* _GOAL OF THE EXERCISE_:
Go through the material and copy each line that includes "author".

* _AVAILABLE DATA_:
+===+
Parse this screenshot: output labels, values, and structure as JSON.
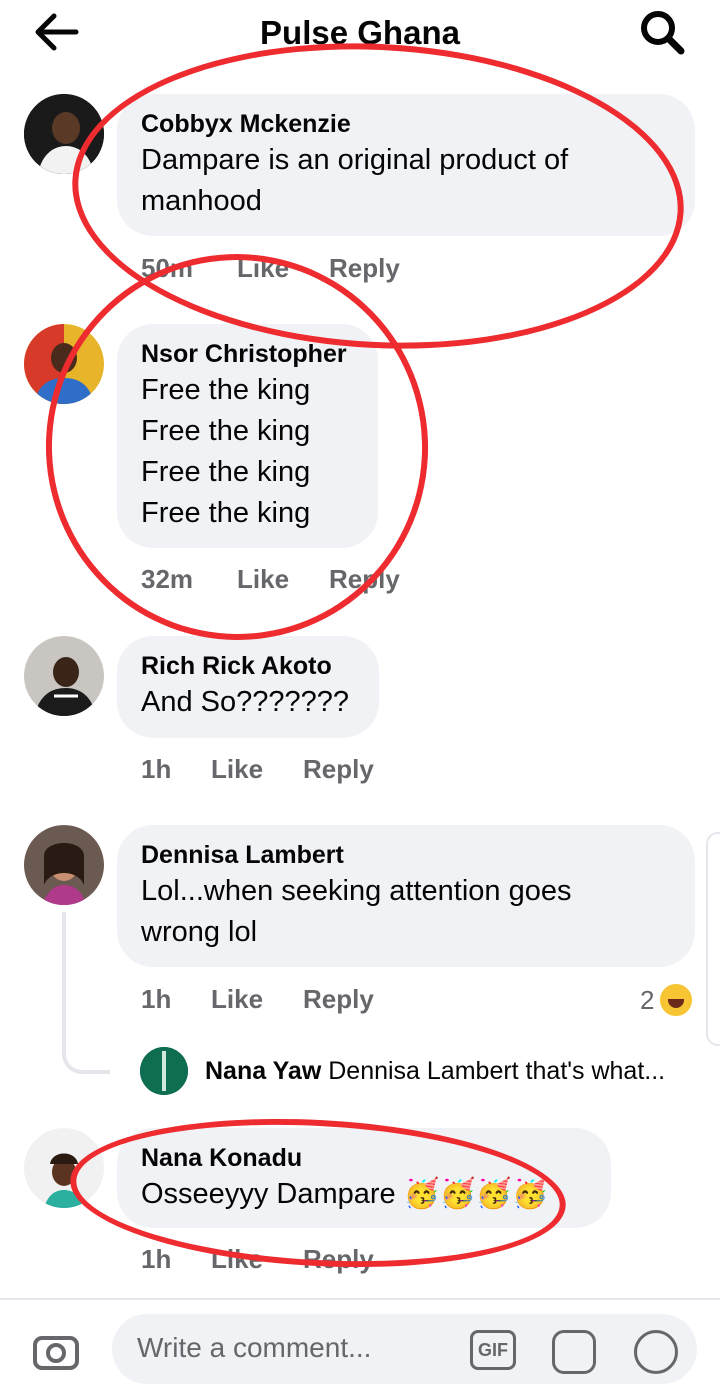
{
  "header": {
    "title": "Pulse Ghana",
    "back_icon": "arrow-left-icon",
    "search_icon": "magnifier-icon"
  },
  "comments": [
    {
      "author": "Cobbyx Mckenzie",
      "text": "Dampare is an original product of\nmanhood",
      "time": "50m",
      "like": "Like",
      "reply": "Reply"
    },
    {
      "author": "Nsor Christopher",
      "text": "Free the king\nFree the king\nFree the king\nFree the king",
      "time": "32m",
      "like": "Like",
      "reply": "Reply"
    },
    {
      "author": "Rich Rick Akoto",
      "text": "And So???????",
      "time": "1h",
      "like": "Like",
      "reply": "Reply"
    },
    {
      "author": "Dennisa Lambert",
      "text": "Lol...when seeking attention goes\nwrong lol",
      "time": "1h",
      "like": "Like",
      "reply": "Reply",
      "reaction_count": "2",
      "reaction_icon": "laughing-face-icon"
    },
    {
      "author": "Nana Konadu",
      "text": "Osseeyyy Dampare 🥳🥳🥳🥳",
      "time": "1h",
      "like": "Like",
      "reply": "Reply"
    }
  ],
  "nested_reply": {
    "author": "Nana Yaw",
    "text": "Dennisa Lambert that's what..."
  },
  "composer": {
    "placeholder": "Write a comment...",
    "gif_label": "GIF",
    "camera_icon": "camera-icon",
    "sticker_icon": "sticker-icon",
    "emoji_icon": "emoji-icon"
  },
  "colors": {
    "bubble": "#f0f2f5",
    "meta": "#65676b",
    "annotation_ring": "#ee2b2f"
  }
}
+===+
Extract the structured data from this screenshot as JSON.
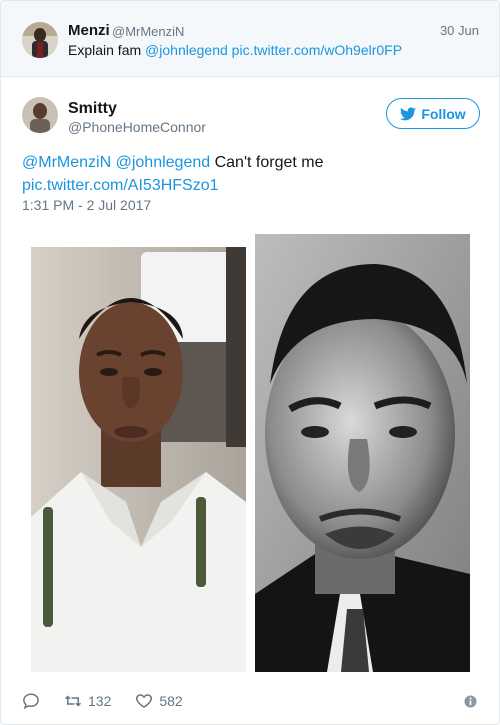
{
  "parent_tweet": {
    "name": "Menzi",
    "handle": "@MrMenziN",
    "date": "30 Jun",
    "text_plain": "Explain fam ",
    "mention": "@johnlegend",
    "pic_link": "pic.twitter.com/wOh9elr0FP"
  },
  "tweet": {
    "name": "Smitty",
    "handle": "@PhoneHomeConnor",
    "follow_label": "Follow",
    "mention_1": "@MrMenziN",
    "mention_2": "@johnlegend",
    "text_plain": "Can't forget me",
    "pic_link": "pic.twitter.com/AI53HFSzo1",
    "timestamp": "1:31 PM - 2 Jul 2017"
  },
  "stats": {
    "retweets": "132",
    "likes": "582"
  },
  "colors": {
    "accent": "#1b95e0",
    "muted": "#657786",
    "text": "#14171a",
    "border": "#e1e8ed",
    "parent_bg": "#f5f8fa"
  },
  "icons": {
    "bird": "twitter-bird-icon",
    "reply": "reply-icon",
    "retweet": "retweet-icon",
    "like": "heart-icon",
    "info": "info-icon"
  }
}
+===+
* _RESULT OF THIS TASK_:
      "author": "Cobbyx Mckenzie",
      "author": "Nsor Christopher",
      "author": "Rich Rick Akoto",
      "author": "Dennisa Lambert",
      "author": "Nana Konadu",
    "author": "Nana Yaw",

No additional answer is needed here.